I attended my grandfather’s in 1975. Then in 2000 I had to attend my mother’s.
Those images are the ones I seem to remember front and center. It grows harder to remember what they looked like smiling and other aspects of them.
I find life very enjoyable, most of the time. Bit for me what makes it that is the exclusivity of it. Yolo. And there’s an end date. I hope to live as long as possible, hope that I can give my family hugs and kisses, share with my friends a last pint of beer, and then just drop dead at 97. I want there to be nothing after. Or even less!
Sounds like a good way to go!
I’m SO WITH YOU. I love life but life has been unkind to me since I chose to openly write about being sexually, physically, and emotionally abused throughout my 48 years. I hoped for freedom and to advocate for legal reform, but no. I have two adult sons, they know I wish to be cremated, and I have a decent life insurance policy I’ve paid for over the last 25 years so that’s what matters to me. Them.
I’m sorry you haven’t been able to find that freedom.
I’m an atheist and I believe my consciousness will end.
What I want is different, I’m terrified of my consciousness ending forever and I have panic attacks about it.
I don’t believe in Hell either, which is a relief as I used to believe in Hell is a place of eternal torture and I’ve been told a lot that I’ll go there…
What do I want? I don’t know clearly… I know I want to be conscious and happy with loved ones. But I’ve almost no one so I hope I could make friends with people and animals in the afterlife.

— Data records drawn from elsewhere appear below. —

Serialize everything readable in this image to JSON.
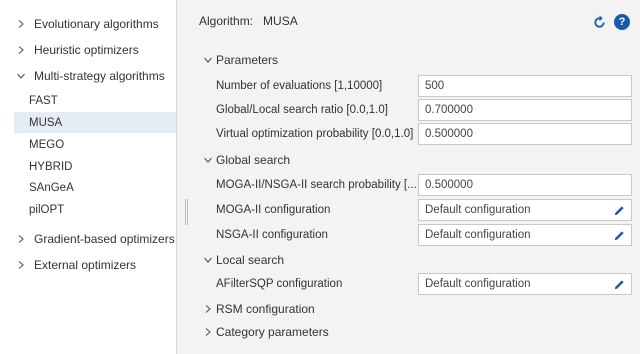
{
  "sidebar": {
    "groups": [
      {
        "label": "Evolutionary algorithms"
      },
      {
        "label": "Heuristic optimizers"
      },
      {
        "label": "Multi-strategy algorithms"
      },
      {
        "label": "Gradient-based optimizers"
      },
      {
        "label": "External optimizers"
      }
    ],
    "items": [
      {
        "label": "FAST"
      },
      {
        "label": "MUSA"
      },
      {
        "label": "MEGO"
      },
      {
        "label": "HYBRID"
      },
      {
        "label": "SAnGeA"
      },
      {
        "label": "pilOPT"
      }
    ],
    "selected": "MUSA"
  },
  "header": {
    "algorithm_label": "Algorithm:",
    "algorithm_value": "MUSA",
    "reset_icon": "reset-icon",
    "help_icon": "help-icon",
    "help_glyph": "?"
  },
  "sections": {
    "parameters": "Parameters",
    "global_search": "Global search",
    "local_search": "Local search",
    "rsm": "RSM configuration",
    "category": "Category parameters"
  },
  "params": {
    "evaluations": {
      "label": "Number of evaluations [1,10000]",
      "value": "500"
    },
    "ratio": {
      "label": "Global/Local search ratio [0.0,1.0]",
      "value": "0.700000"
    },
    "virtual": {
      "label": "Virtual optimization probability [0.0,1.0]",
      "value": "0.500000"
    }
  },
  "global": {
    "probability": {
      "label": "MOGA-II/NSGA-II search probability [...",
      "value": "0.500000"
    },
    "moga": {
      "label": "MOGA-II configuration",
      "value": "Default configuration"
    },
    "nsga": {
      "label": "NSGA-II configuration",
      "value": "Default configuration"
    }
  },
  "local": {
    "afilter": {
      "label": "AFilterSQP configuration",
      "value": "Default configuration"
    }
  },
  "colors": {
    "accent": "#1a5aa8",
    "selected_bg": "#e5ecf6"
  }
}
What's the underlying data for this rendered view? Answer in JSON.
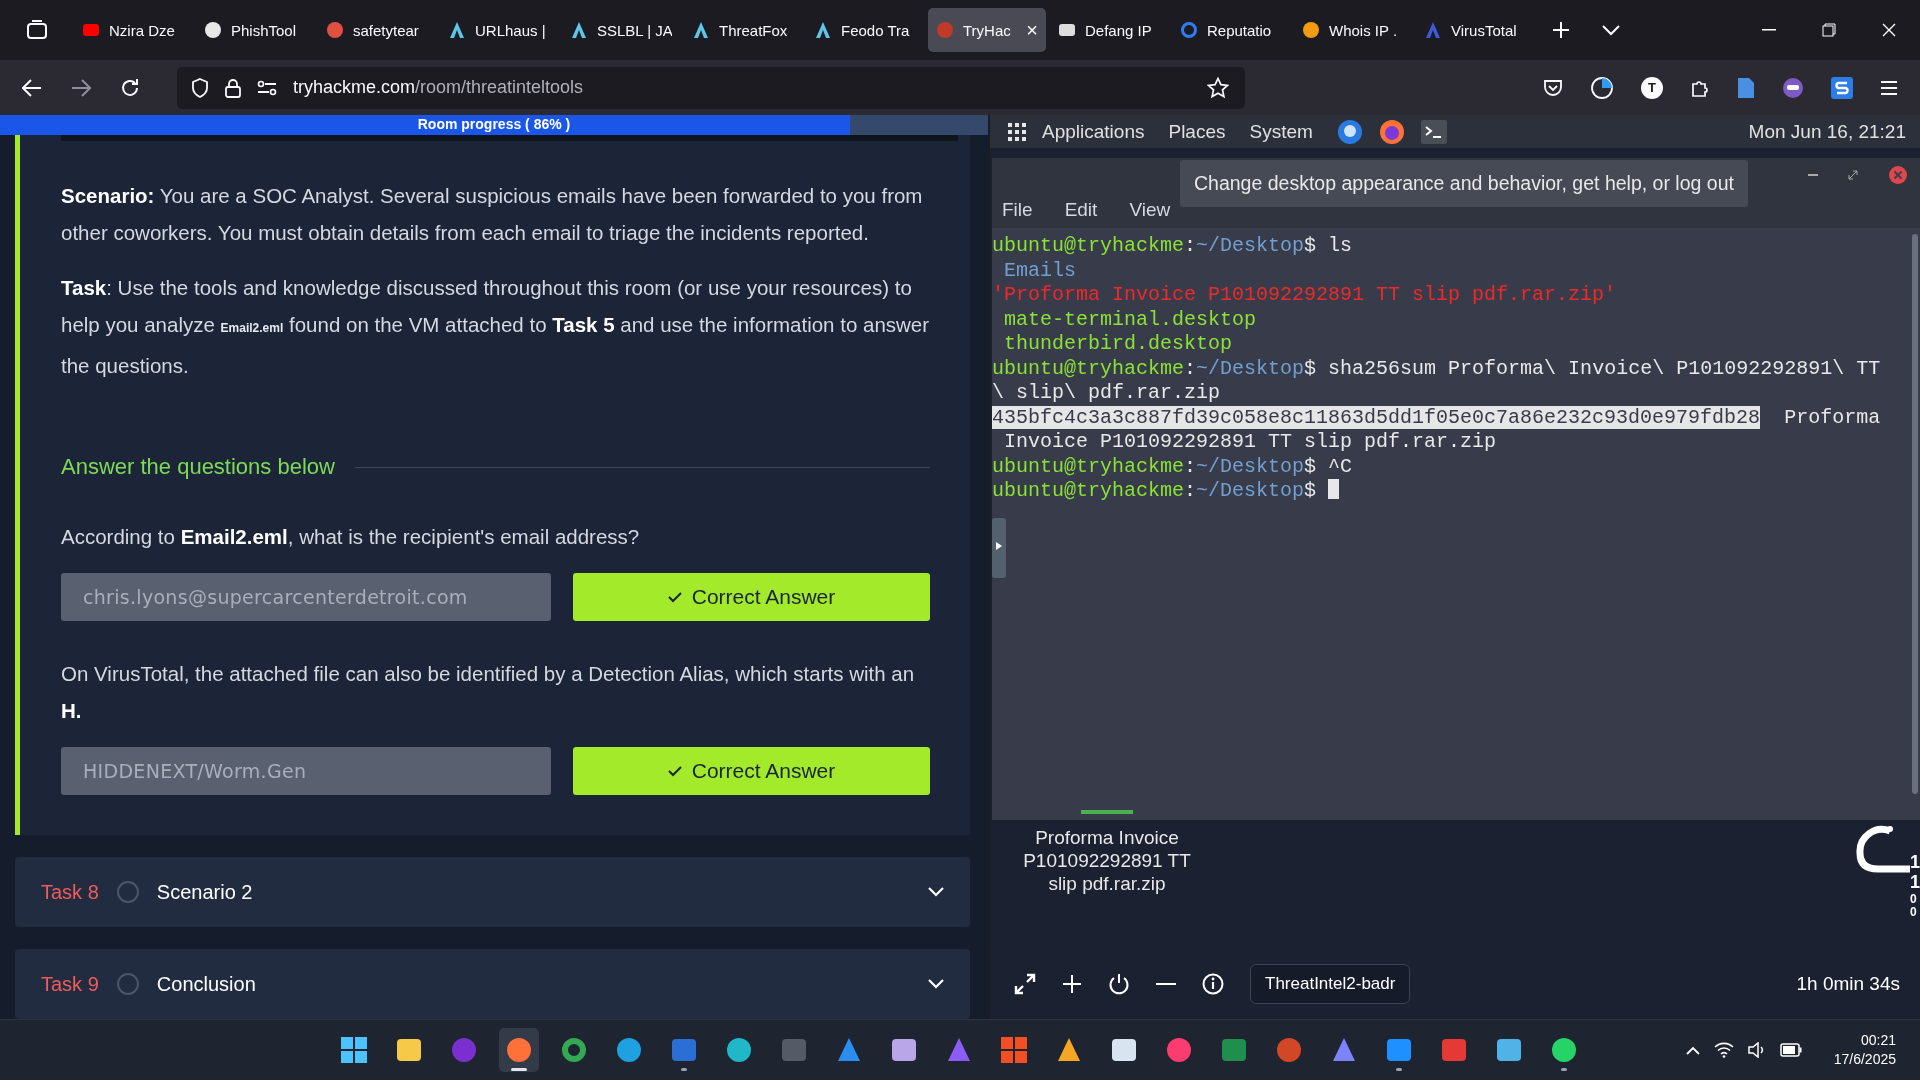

Added: Phillip Larkin’s Aubade really speaks to me…it addresses how the reassurance many atheists believe isn’t reassuring for some.
I hadn’t heard of Aubade before. It’s really well written.
It is! I found it after Googling stuff like “I’m an atheist but afraid of death”.
I have been thinking about death quite a bit recently even kind of looking forwards to it – if l am lucky l’ll be composted that would be cool, better still feed me to the worms. I think so many people fear death, l know it’s a one way ticket and l am okay about that, the way the world is shaping up, l don’t want to be back and l’ll take no offers on that either. We live, we die. We are born, we live the life, we die and we are dead. I am good with that recipe.
Me too. Dying is just as natural a part of living as birth.
I look at it like this – Before we were born, we were floating in warm fluid, fed thru a cord, listening to voices and music. We don’t know what’s next, not evening thinking there is a next. We certainly don’t expect to be thrust through a tunnel toward a bright light with that warm, cozy place left behind. At death, we may again be pushed into a bright light, leaving our comfort zones.
When it comes to what I want, Ilike you I don’t fear death but welcome it. I have long-lived relatives as well. Feels like a life sentence. Hahaha
I’d really like death to be like outer space with stars and other heavenly orbs, our loved ones there who went before, with a sense of joy and peace. On the other hand, if I’m out when the electricity in my brain stops, won’t even know so no worries!
“Feels like a life sentence” – Yes!
We have asked our family to have us cooked and then sprinkle our dust in places on earth we appreciated. It is legal (at present) to discreetly scatter people dust in US National Parks
A park sounds like a nice spot.
I would like after-death to be exactly like before-birth.
As someone who has struggled with suicidal thoughts, I’ve thought about this a lot actually. I guess I’d want some form of heaven or eternal bliss, but I guess most everyone wants that. It’s interesting because I’ve been reading about near-death experiences (NDEs) lately. Many of them describe something similar to heaven, lights at the end of the tunnel, etc.
Another interesting aspect of this is that I think that though I yearn for death sometimes because of suicidality, I will probably be terrified right before it happens, if I actually know it’s about to happen.
When I’m highly suicidal, I tend to get a rush of fear around potentially not dying or dying painfully.
I can relate.